Côte d'Ivoire's former president Laurent Gbagbo will get legal aid while his financial status is assessed, the International Criminal Court has said.
Côte d’Ivoire’s former president Laurent Gbagbo will get legal aid while his financial status is assessed, the International Criminal Court (ICC) said on Saturday.
His defence costs to date will be covered by the ICC’s legal aid, according to a statement from the court’s clerk, after his defence team said they had no resources with which to conduct his defence.
During a hearing on December 14, lawyer Emmanuel Altit, for Gbagbo, told the court that they did not have the means to do their job.
“At this moment, we ... have no office, no computer, no access to the Court’s computer system, no funding,” he said.
To be reassessed
The financial aid granted by the court will, however, only cover the preliminary stages of the case pending an investigation into Gbagbo’s financial status, after which it would be reassessed, the clerk’s statement said.

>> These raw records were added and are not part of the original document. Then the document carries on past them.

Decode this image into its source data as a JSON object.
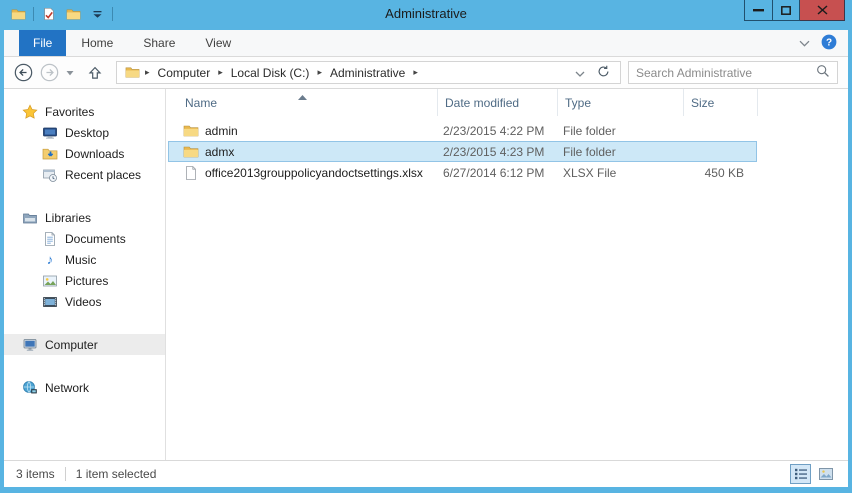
{
  "titlebar": {
    "title": "Administrative"
  },
  "tabs": {
    "file": "File",
    "home": "Home",
    "share": "Share",
    "view": "View"
  },
  "address": {
    "crumbs": {
      "c0": "Computer",
      "c1": "Local Disk (C:)",
      "c2": "Administrative"
    }
  },
  "search": {
    "placeholder": "Search Administrative"
  },
  "columns": {
    "name": "Name",
    "date": "Date modified",
    "type": "Type",
    "size": "Size"
  },
  "files": [
    {
      "name": "admin",
      "date": "2/23/2015 4:22 PM",
      "type": "File folder",
      "size": "",
      "icon": "folder",
      "selected": false
    },
    {
      "name": "admx",
      "date": "2/23/2015 4:23 PM",
      "type": "File folder",
      "size": "",
      "icon": "folder",
      "selected": true
    },
    {
      "name": "office2013grouppolicyandoctsettings.xlsx",
      "date": "6/27/2014 6:12 PM",
      "type": "XLSX File",
      "size": "450 KB",
      "icon": "file",
      "selected": false
    }
  ],
  "sidebar": {
    "favorites": "Favorites",
    "desktop": "Desktop",
    "downloads": "Downloads",
    "recent": "Recent places",
    "libraries": "Libraries",
    "documents": "Documents",
    "music": "Music",
    "pictures": "Pictures",
    "videos": "Videos",
    "computer": "Computer",
    "network": "Network"
  },
  "status": {
    "count": "3 items",
    "selected": "1 item selected"
  },
  "icons": {
    "crumb_sep": "▸",
    "music_note": "♪",
    "help_mark": "?"
  },
  "colors": {
    "titlebar_blue": "#58b4e2",
    "file_tab_blue": "#2273c4",
    "close_red": "#c75050",
    "selection_fill": "#cde8f7",
    "selection_border": "#92c4e6",
    "header_text": "#4f6b85"
  }
}
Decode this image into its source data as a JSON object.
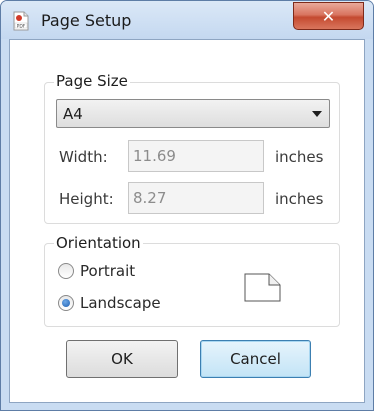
{
  "window": {
    "title": "Page Setup",
    "close_symbol": "✕"
  },
  "page_size": {
    "legend": "Page Size",
    "selected": "A4",
    "width_label": "Width:",
    "width_value": "11.69",
    "height_label": "Height:",
    "height_value": "8.27",
    "unit": "inches"
  },
  "orientation": {
    "legend": "Orientation",
    "options": [
      {
        "label": "Portrait",
        "checked": false
      },
      {
        "label": "Landscape",
        "checked": true
      }
    ]
  },
  "buttons": {
    "ok": "OK",
    "cancel": "Cancel"
  },
  "colors": {
    "accent": "#3c7fb1",
    "close": "#c44a30",
    "title_bg": "#c9dcf2"
  }
}
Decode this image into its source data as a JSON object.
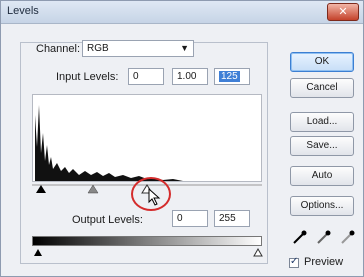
{
  "window": {
    "title": "Levels"
  },
  "channel": {
    "label": "Channel:",
    "value": "RGB"
  },
  "input_levels": {
    "label": "Input Levels:",
    "black": "0",
    "gamma": "1.00",
    "white": "125"
  },
  "output_levels": {
    "label": "Output Levels:",
    "black": "0",
    "white": "255"
  },
  "buttons": {
    "ok": "OK",
    "cancel": "Cancel",
    "load": "Load...",
    "save": "Save...",
    "auto": "Auto",
    "options": "Options..."
  },
  "preview": {
    "label": "Preview",
    "checked": true
  },
  "icons": {
    "droppers": [
      "black-eyedropper-icon",
      "gray-eyedropper-icon",
      "white-eyedropper-icon"
    ],
    "cursor": "arrow-cursor-icon"
  },
  "colors": {
    "highlight": "#3f7fd6",
    "circle": "#d42c2c"
  }
}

Gbagbo (66) became the first former head of state to be surrendered to the ICC in November 2011 when he was transferred there by plane from northern Côte d’Ivoire, where he had been under house arrest since April.
He faces four counts of crimes against humanity for his alleged involvement in crimes committed during five months of post-presidential election violence after the disputed November 2010 polls.
His refusal to hand over the reins to his long-time opponent and now President Alassane Ouattara plunged the world’s top cocoa-grower into a deadly crisis which the United Nations said claimed around 3 000 lives.—Sapa-AFP.